Needless to say, I love a good tree. A few years ago, I had a lovely chat with one of our Directors Tom Lowday about our favourite trees (yes…..that’s right…. we still are able to live a rock n roll lifestyle) in which we were not simply banging on about tree species and Latin names (as the other Director Shev does) but remembering specific trees that mean something to us. Trees are not just woven into the fabric of the land and the folk tales of the past, but are characters in our own individual stories. When I was a kid, allowed out after teatime on a summers evening, I’d meet my mates at the ‘Oak Seat’ down at Tincombe Field. It still stands to this day, a perfect little perch aloft a beautifully gnarled old oak that may well also have seen people enjoy its leafy cushions several hundred years ago. It was that same tree that I sat in to do school work when I was studying towards GCSE and A-level exams. It was also the location of my first Tequila Slammer, where my mate Craig kept dropping the quenching Lemon from the tree each time it was passed. It’s where I walk the dog when I visit my home town, and now enjoy seeing my kids roaming the slope beneath its branches and canopy. It’s also a poignant reminder of what can be lost if we don’t think and act carefully. My favourite Oak over the years has been encroached upon by development, and the awesome view once found from within its arms, now consists mostly of developed land. The majority of its neighbours have been felled and forgotten. It still stands proud however, and in the surrounding fields, community projects have recently been replanting for future generations to enjoy. That is just the story of my tree, and I suspect that when we think about it, we all have ‘A Tree’.

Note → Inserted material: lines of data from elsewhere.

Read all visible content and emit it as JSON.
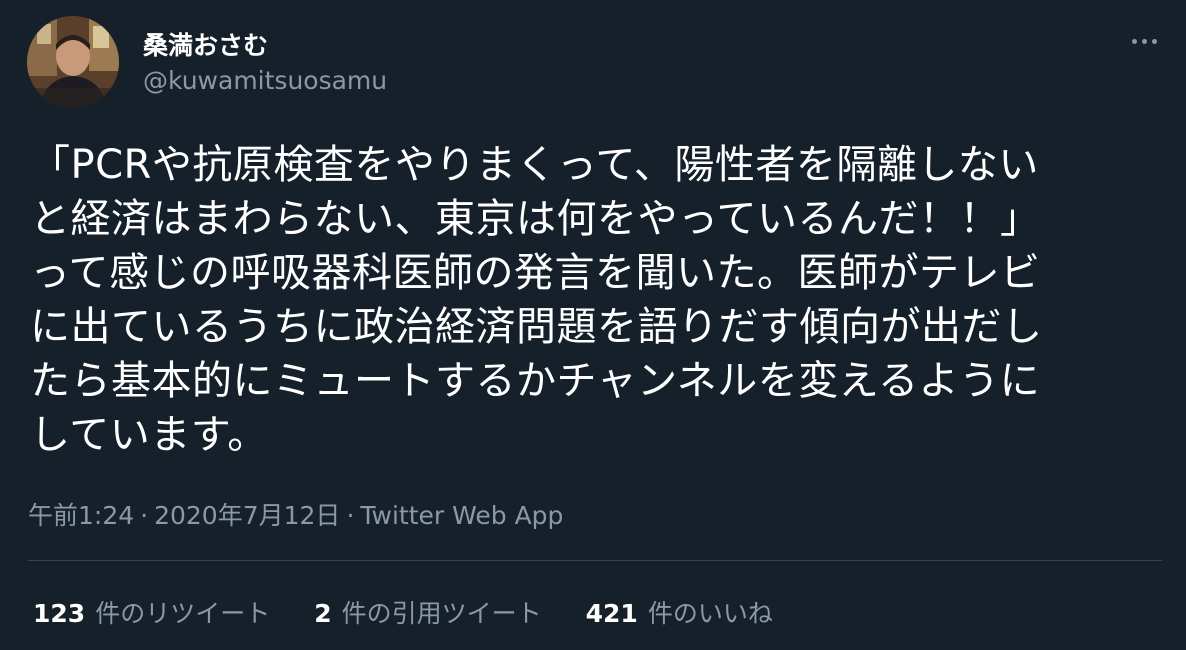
{
  "user": {
    "display_name": "桑満おさむ",
    "handle": "@kuwamitsuosamu"
  },
  "tweet": {
    "lines": [
      "「PCRや抗原検査をやりまくって、陽性者を隔離しない",
      "と経済はまわらない、東京は何をやっているんだ！！」",
      "って感じの呼吸器科医師の発言を聞いた。医師がテレビ",
      "に出ているうちに政治経済問題を語りだす傾向が出だし",
      "たら基本的にミュートするかチャンネルを変えるように",
      "しています。"
    ],
    "time": "午前1:24",
    "date": "2020年7月12日",
    "separator": "·",
    "source": "Twitter Web App"
  },
  "stats": {
    "retweets": {
      "count": "123",
      "label": "件のリツイート"
    },
    "quotes": {
      "count": "2",
      "label": "件の引用ツイート"
    },
    "likes": {
      "count": "421",
      "label": "件のいいね"
    }
  },
  "icons": {
    "more": "more-horizontal-icon",
    "avatar": "profile-photo"
  },
  "colors": {
    "background": "#15202b",
    "primary_text": "#ffffff",
    "secondary_text": "#8b98a5",
    "divider": "#38444d"
  }
}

I don’t think there is a need to explain the importance of trees in this blog. We all know it. Similarly, I think with the recent raising of awareness in the impact of plastic upon our environment. We all know it. It seems now more than ever, that simply knowing about something is not enough. We need to act upon what we know for the future of ourselves and the wildlife we share our space with.
Can you get involved? Definitely.
For more information on the successes in replanting, and to see what you can do now, and in the future, visit these following links.
Author: Nick Murphy, Manager at Exmouth Forest School site, The Outdoors Group